With Amazon’s new Reserved Instance options announced Tuesday, Amazon Web Services customers can affect the size of the discount they get based on how much they’re willing to pay upfront.
In short, the more they cough up now, the bigger the discount. And that sent cloud pundits to their calculators to figure out whether [company]Amazon[/company] has taken back the low-cost cloud crown Google appeared to wrest away last March when it announced Sustained Usage discounts (and cut prices another 10 percent in October.)
Well it took a few hours, but [company]RightScale[/company] crunched its numbers and found, generally, that Google instances remain less pricey (see the chart below) — but read the whole RightScale blog for nuance.
RightScale Product Manager Hassan Hosseini compared [company]Google[/company] Sustained Use discounts to the new [company]Amazon[/company] new “no upfront RIs” since neither require advance payment and are thus the most like-to-like comparison. He used Linux instances in Amazon’s U.S. East region. His caveat:
“Keep in mind that this is a straight price comparison of similar instances. The specific performance of each instance type may vary.”
In his comparison, Hosseini notes Google’s price advantage ranges from 11 percent to 30 percent but
“AWS also offers more memory on the high-memory instances and twice the memory on the high-CPU instances, along with an SSD, that balances Google’s lower price. Depending on workload, the high-CPU c3 series from AWS could provide a better price/performance option.”
A side note: Hosseini performed a similar price comparison in March. This guy deserves a medal.
When customers pay for Amazon RIs up front, the picture changes. Compared to Google sustained-use instances AWS Partial and All Upfront RIs are less expensive options, although as Hosseini writes, those buyers need to weigh the tradeoffs of paying those costs in advance. “Excluding this additional ‘cost of capital,’ AWS costs [in these cases] range from 1 to 14 percent lower than Google,” he wrote.
To recap, Amazon has long offered discounts on compute instances when customers pay in advance and commit to one or three years’ worth of use. Those Reserved Instances (or RIs) are thus significantly cheaper per hour than on-demand instances, but the user is locked in for that time period — during which, by the way — prices may go down.
And, given how much compute workloads can vary, customers can end up locked into idle instances. If that is the case, they’re paying for something they’re not using. (AWS also offers spot instances for one-off jobs.) So the price calculation can be and usually is very tricky. One of the things AWS customers find intriguing about Google’s sustained use discounts is that the price reductions kick in automatically: Even Amazon fans dislike having to track their workloads on spreadsheets which can seem like a full-time gig.
Those opting to pay full-boat upfront for the new RI types can save up to 63 percent compared to the pricier on-demand instances per month — if you project out 3 years. If you don’t pay anything in advance, you’ll save about 30 percent compared to AWS on-demand instances.

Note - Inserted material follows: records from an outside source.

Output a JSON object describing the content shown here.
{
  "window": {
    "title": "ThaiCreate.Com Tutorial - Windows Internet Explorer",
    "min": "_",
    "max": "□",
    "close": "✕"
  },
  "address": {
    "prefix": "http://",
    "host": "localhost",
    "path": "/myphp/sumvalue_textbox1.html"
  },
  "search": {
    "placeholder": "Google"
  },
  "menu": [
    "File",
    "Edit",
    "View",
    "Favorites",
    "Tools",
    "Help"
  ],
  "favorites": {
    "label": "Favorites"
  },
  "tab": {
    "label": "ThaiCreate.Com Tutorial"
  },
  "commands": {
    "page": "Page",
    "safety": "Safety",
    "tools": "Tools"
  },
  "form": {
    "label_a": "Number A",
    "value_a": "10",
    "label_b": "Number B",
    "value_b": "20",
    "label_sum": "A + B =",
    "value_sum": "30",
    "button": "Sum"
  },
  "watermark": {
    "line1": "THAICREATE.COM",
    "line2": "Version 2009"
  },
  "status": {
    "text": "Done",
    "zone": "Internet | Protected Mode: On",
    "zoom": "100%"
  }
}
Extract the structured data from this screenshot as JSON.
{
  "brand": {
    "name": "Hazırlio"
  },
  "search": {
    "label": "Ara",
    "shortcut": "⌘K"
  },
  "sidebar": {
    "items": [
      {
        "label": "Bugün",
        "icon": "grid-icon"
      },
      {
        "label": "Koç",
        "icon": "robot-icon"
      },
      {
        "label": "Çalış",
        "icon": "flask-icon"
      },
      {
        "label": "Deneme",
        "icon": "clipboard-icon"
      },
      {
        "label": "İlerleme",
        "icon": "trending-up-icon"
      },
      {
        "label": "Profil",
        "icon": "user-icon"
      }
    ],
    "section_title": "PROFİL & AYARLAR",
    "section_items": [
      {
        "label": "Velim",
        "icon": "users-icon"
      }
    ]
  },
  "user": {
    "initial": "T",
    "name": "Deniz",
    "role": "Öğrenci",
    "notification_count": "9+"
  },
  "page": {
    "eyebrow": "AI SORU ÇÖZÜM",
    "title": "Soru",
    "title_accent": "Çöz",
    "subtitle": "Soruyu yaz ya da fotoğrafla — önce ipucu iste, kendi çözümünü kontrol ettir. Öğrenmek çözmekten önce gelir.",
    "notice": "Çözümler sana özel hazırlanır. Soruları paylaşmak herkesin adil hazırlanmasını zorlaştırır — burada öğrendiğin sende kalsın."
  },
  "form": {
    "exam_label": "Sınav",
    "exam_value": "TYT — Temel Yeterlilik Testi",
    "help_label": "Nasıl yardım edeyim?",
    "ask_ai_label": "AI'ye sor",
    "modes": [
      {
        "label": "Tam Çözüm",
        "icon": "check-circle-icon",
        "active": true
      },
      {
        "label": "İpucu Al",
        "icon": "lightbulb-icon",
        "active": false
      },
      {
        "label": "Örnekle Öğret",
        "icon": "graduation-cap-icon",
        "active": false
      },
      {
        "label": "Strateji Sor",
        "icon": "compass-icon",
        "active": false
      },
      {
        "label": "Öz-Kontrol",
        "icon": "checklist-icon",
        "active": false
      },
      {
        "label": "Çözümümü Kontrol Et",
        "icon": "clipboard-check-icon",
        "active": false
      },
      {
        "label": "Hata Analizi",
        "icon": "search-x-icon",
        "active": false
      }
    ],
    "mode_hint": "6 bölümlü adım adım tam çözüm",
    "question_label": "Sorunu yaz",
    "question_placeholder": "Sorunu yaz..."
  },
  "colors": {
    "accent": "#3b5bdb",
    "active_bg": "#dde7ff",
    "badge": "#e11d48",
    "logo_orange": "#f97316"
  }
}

Some were surprised when Amazon did not roll out price cuts at AWS Re:invent a few weeks back. Instead, Amazon SVP Andy Jassy stressed that agility is the key driver of cloud adoption. Changing the topic may be strategic as Amazon faces very deep-pocketed cloud competitors in Google and [company]Microsoft[/company].
For more on the impact of the new RIs, check out this Cloud Options post by Strategic Blue.
It’s good to get a third party’s take on price comparisons and, because RightScale manages workloads across the major clouds, it is as good a third party as any. But remember, price cuts can (and often do) come at any time. Also, AWS is the leader — by far — in public cloud, so Google and Microsoft have to do more, or charge less, to attract customers.
Note: This story was updated at 4:25 p.m. PST to reflect that AWS Partial or Full Upfront RIs are cheaper than Google Sustained Use discounts although buyers must factor in the cost of capital in paying up front.